**TRY IT**:
Report the count of lines containing the word "undefined" in these records, with no other text.

[Start of Attachment]

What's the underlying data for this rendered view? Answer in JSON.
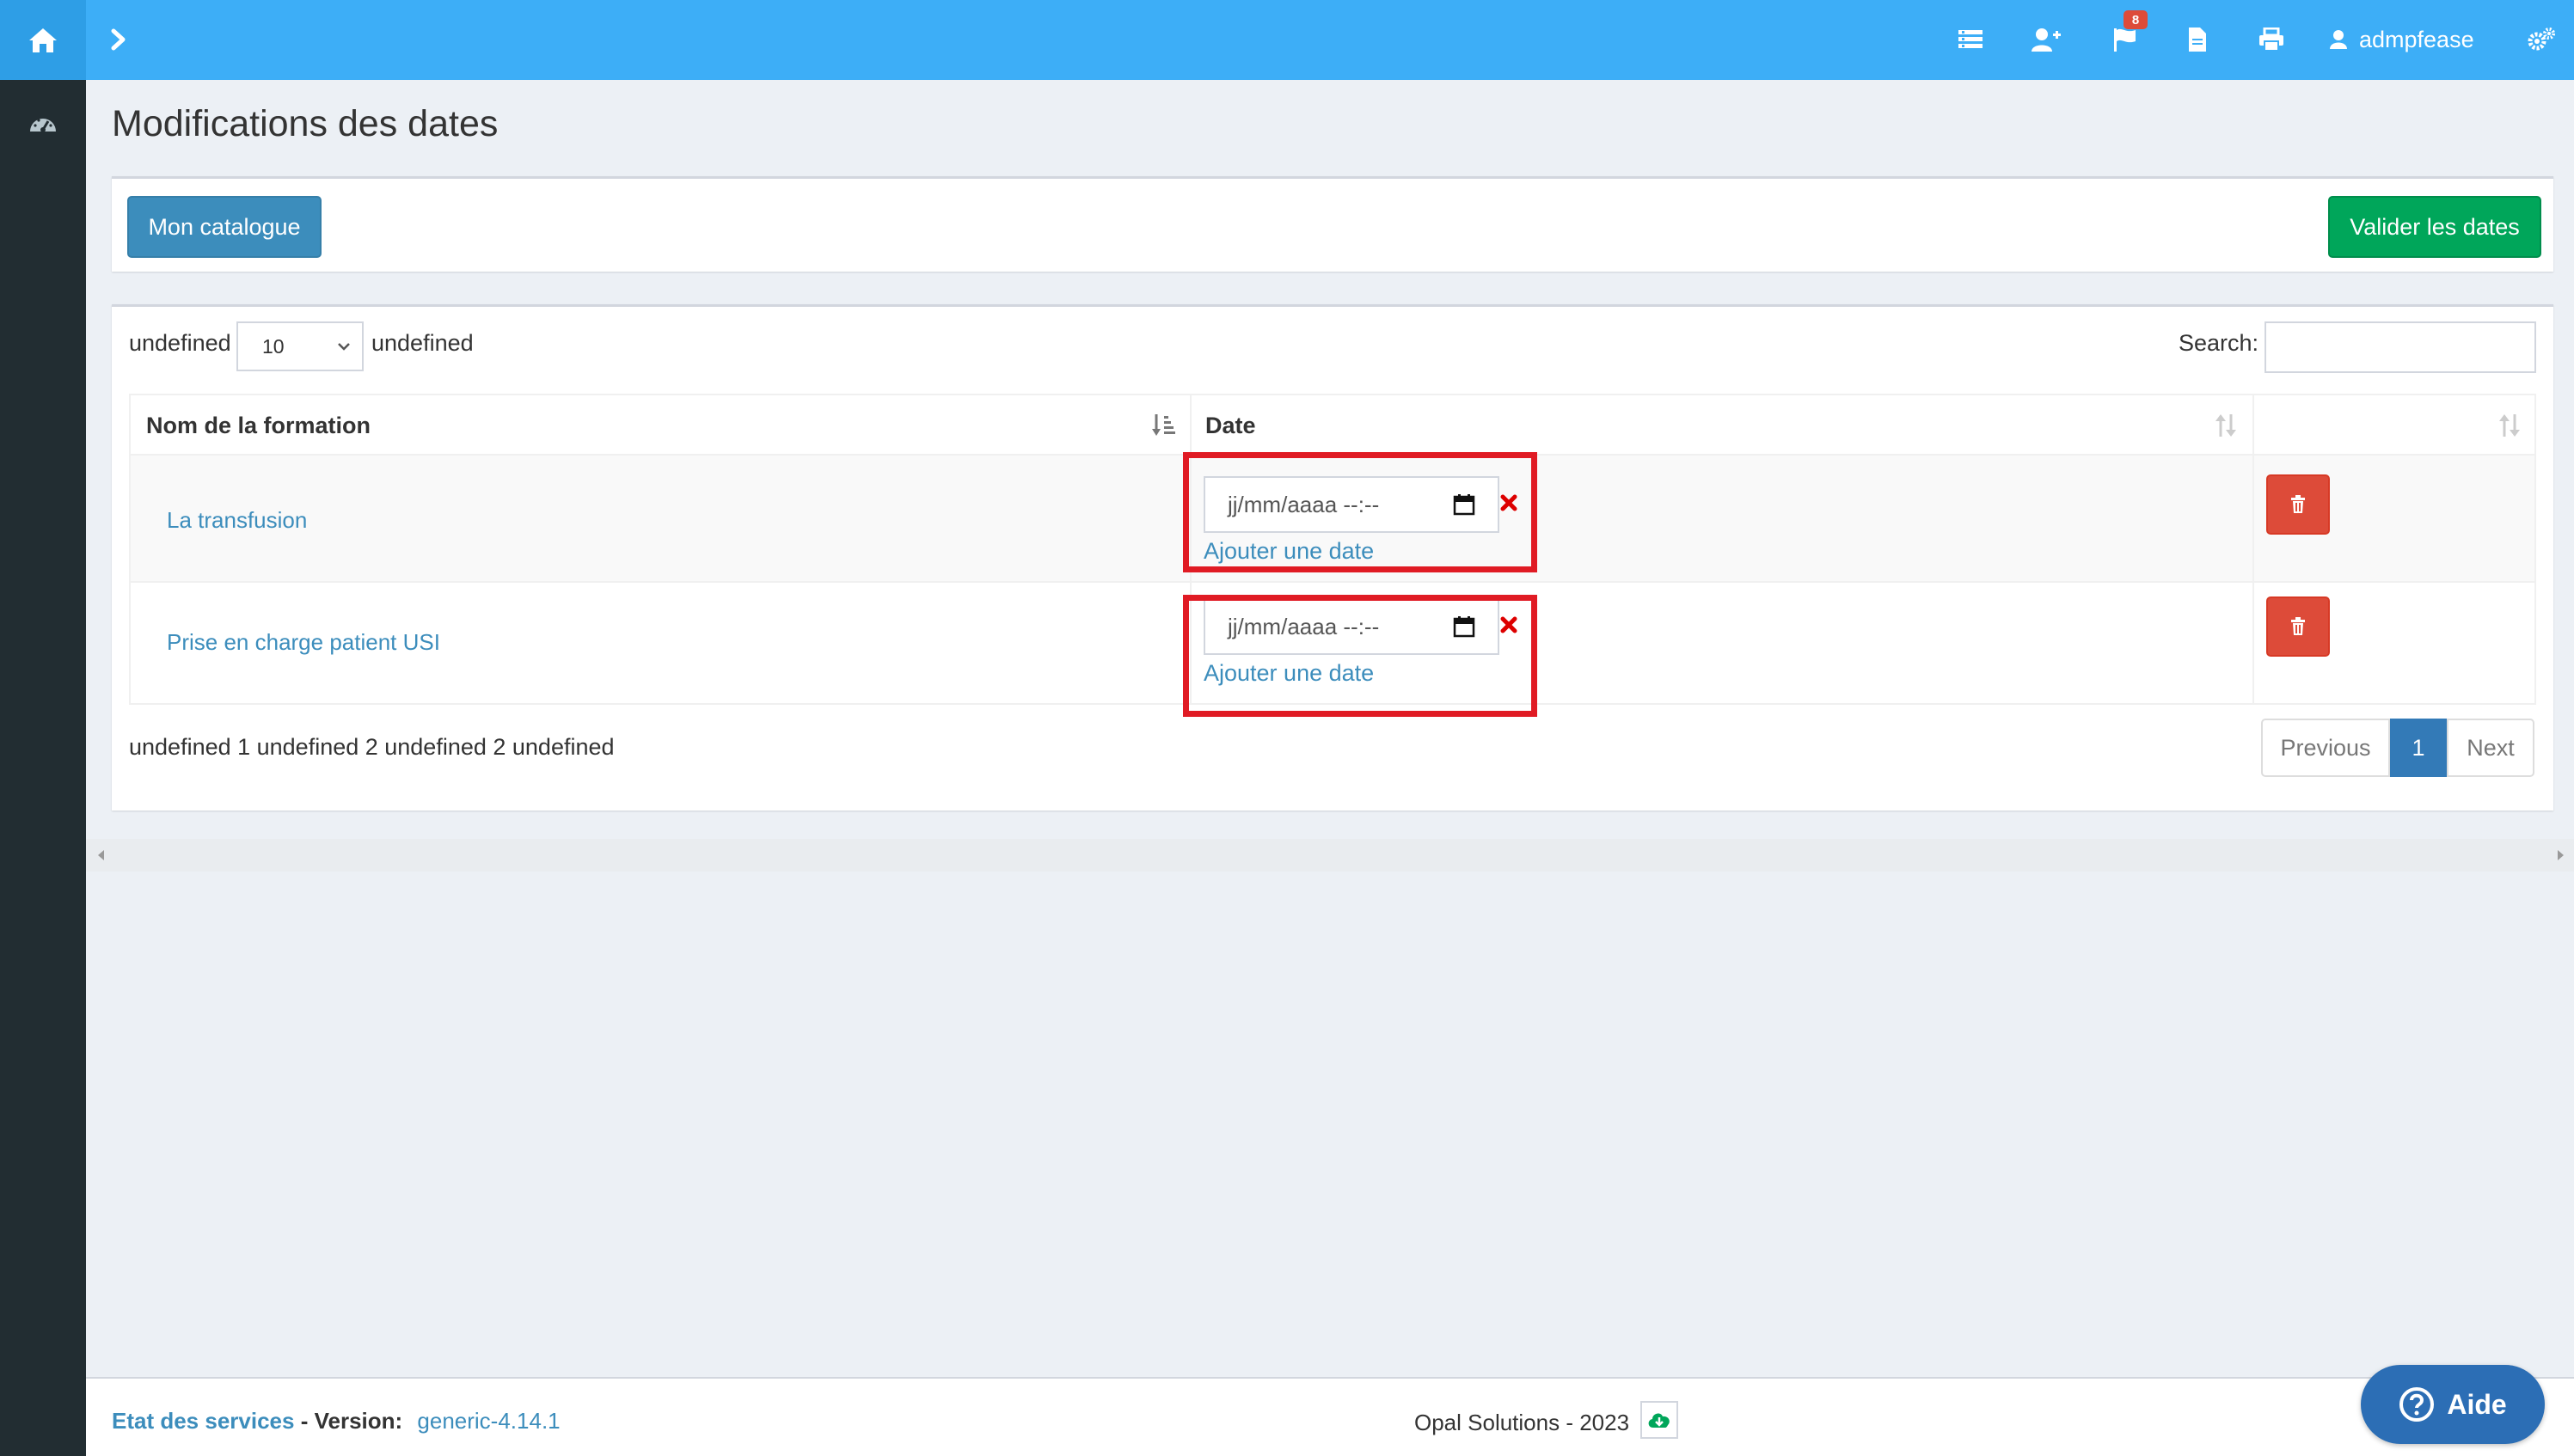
{
  "header": {
    "user_name": "admpfease",
    "flag_badge_count": "8",
    "icons": [
      "home-icon",
      "chevron-right-icon",
      "list-icon",
      "user-plus-icon",
      "flag-icon",
      "file-icon",
      "print-icon",
      "user-icon",
      "cogs-icon"
    ]
  },
  "sidebar": {
    "icons": [
      "dashboard-icon"
    ]
  },
  "page": {
    "title": "Modifications des dates"
  },
  "toolbar": {
    "catalogue_label": "Mon catalogue",
    "validate_label": "Valider les dates"
  },
  "table_controls": {
    "length_prefix": "undefined",
    "length_value": "10",
    "length_suffix": "undefined",
    "search_label": "Search:",
    "search_value": ""
  },
  "table": {
    "columns": [
      "Nom de la formation",
      "Date",
      ""
    ],
    "rows": [
      {
        "formation": "La transfusion",
        "date_placeholder": "jj/mm/aaaa --:--",
        "add_date": "Ajouter une date"
      },
      {
        "formation": "Prise en charge patient USI",
        "date_placeholder": "jj/mm/aaaa --:--",
        "add_date": "Ajouter une date"
      }
    ]
  },
  "table_info": "undefined 1 undefined 2 undefined 2 undefined",
  "pagination": {
    "previous": "Previous",
    "current": "1",
    "next": "Next"
  },
  "footer": {
    "status_link": "Etat des services",
    "separator": " - ",
    "version_label": "Version:",
    "version_value": "generic-4.14.1",
    "copyright": "Opal Solutions - 2023"
  },
  "help_button": {
    "label": "Aide"
  },
  "colors": {
    "topbar": "#3daef7",
    "sidebar": "#222d32",
    "primary": "#3c8dbc",
    "success": "#00a65a",
    "danger": "#dd4b39",
    "highlight": "#e01b24"
  }
}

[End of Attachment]

**TASK RESPONSE**:
3